4 Frequently Asked Questions About Zygomatic Dental Implants

Getting dental implants is a legitimate way to handle missing teeth. However, there is a criterion you have to meet to get the implants. For instance, your jawbone should have enough density to support the tooth. Sometimes the bone loses volume because of atrophy. One of the ways to resolve the problem is through grafting, but it needs an extended treatment time. If your upper jaw does not have the volume to support an implant, you should consider getting a zygomatic implant. Here are the most frequently asked questions about the zygomatic implantation procedure. 

What Do Zygomatic Implants Look Like?

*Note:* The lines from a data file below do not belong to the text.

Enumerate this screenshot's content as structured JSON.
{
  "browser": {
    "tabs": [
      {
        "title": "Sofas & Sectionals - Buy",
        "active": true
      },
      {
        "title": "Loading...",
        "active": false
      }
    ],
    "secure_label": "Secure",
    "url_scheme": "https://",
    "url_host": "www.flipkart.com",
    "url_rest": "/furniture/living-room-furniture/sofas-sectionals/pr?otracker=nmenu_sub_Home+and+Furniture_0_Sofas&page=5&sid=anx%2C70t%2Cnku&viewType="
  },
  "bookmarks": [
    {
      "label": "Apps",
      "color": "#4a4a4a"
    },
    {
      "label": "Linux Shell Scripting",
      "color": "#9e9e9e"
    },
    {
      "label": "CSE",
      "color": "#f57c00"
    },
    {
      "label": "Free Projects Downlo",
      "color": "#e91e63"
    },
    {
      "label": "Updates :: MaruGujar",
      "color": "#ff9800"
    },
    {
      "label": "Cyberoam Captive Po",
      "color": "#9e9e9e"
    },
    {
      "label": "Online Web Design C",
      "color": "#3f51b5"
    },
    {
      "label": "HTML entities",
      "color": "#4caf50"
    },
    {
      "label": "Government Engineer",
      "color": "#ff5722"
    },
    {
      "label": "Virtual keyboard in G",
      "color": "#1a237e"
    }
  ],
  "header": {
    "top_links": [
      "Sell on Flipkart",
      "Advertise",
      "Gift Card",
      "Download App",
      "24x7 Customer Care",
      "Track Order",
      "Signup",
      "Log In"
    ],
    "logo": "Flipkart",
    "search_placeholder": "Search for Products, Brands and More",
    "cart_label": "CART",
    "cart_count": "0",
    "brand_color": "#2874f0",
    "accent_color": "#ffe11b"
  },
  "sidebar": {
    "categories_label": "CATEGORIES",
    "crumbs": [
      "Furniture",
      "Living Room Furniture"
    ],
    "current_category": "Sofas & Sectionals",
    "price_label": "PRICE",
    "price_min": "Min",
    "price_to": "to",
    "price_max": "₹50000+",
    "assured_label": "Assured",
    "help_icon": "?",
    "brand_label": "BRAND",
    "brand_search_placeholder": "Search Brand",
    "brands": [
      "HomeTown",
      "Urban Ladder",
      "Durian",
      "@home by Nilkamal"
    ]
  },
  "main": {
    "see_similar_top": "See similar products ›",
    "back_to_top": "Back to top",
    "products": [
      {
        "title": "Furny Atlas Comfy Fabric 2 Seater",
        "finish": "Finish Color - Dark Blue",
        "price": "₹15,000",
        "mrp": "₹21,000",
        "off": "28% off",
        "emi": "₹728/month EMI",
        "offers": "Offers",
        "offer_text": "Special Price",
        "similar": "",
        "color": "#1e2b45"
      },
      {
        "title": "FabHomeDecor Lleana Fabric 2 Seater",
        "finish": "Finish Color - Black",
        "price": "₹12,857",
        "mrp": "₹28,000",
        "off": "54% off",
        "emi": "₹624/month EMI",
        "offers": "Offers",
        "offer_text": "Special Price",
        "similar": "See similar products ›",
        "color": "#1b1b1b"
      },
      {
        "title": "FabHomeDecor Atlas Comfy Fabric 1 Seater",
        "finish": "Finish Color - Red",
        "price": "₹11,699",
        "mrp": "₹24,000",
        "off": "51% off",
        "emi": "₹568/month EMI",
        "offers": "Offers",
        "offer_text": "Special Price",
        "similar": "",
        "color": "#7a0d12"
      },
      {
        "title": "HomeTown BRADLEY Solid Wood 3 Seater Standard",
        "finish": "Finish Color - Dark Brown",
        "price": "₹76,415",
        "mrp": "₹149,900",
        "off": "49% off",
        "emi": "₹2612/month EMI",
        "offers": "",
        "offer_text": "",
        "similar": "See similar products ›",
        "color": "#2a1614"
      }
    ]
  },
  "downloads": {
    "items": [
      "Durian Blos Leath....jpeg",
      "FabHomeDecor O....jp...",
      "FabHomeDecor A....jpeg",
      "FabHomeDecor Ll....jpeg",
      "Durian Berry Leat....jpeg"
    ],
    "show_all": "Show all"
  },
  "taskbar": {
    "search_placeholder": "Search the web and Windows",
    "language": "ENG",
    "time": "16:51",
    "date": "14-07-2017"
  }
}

The zygomatic bone is the cheekbone. When someone has bone loss in the upper jaw, the cheekbone provides a solid support base for the dental bridges. The implantation procedure has been in use for a long time. It is the recommended alternative for people who have suffered bone loss because of medical and other health conditions. The dentist might also suggest this alternative when the patient has a tumor or other issue on the upper jaw. 

Who Is the Ideal Candidate for the Zygomatic Implant?

You should also consider what kind of patient can receive the zygomatic implant. The dentist recommends the procedure for anyone whose upper jaw has experienced some reabsorption. The design of the implants should help attach the missing teeth. If the dentist assesses your mouth and discovers you have severe bone loss, they will recommend quad zygoma, which is the replacement of the implants on both sides of the mouth. The treatment works for people getting rehabilitation from conditions like a cleft palate. 

Is There a Difference Between Regular Dental Implants and Zygomatic?

The zygoma implant is longer than the standard dental implant. The extra length works because the implant is attached to the cheekbone after going through the mouth and gums. It is the perfect foundation for implants because the cheekbone is more solid than the rest of the jawbone. 

Is There a Reason Why They Get Inserted Into the Back of the Jaw?

The back of the jawbone is more prone to atrophy than the rest of the bone. By inserting the titanium screw there, you will keep the bone stimulated, which helps it regenerate.

You should speak to your dentist if you get disqualified for the regular dental implant because of a weak jawbone. They will explore the option of the zygomatic implant with you and help you replace the missing teeth.